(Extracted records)

★ ★ ★ ★ ★

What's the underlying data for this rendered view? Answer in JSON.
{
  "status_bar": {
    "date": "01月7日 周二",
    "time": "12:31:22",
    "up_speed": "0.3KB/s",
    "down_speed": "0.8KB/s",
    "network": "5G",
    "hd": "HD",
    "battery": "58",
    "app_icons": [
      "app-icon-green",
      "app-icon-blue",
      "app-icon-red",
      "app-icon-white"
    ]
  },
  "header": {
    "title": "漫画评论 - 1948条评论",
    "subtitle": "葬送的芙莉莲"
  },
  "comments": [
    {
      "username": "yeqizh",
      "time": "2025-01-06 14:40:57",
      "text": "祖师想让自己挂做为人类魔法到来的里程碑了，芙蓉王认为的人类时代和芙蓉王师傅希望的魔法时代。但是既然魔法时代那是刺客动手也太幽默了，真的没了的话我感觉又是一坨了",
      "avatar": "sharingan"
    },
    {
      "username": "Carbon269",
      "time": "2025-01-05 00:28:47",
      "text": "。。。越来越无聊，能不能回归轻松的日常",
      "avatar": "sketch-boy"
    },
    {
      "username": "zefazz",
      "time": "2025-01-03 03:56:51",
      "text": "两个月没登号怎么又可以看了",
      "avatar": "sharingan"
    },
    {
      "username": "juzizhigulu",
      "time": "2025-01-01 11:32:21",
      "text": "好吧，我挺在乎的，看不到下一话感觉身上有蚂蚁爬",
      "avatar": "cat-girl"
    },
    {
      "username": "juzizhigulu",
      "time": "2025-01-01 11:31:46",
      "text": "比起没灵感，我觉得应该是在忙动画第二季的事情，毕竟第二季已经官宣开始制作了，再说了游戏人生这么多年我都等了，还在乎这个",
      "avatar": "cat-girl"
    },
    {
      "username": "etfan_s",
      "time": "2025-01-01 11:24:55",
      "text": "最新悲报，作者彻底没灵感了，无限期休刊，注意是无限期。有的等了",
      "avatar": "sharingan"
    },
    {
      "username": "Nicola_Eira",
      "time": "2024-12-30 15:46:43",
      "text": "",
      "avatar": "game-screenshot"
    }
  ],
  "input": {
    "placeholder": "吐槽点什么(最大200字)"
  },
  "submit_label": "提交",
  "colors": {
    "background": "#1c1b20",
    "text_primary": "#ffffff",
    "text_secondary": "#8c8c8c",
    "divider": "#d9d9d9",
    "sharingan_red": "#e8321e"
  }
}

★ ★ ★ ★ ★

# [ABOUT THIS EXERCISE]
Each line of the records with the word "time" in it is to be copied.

# [RESPONSE BOX]
    "time": "12:31:22",
      "time": "2025-01-06 14:40:57",
      "time": "2025-01-05 00:28:47",
      "time": "2025-01-03 03:56:51",
      "time": "2025-01-01 11:32:21",
      "time": "2025-01-01 11:31:46",
      "time": "2025-01-01 11:24:55",
      "time": "2024-12-30 15:46:43",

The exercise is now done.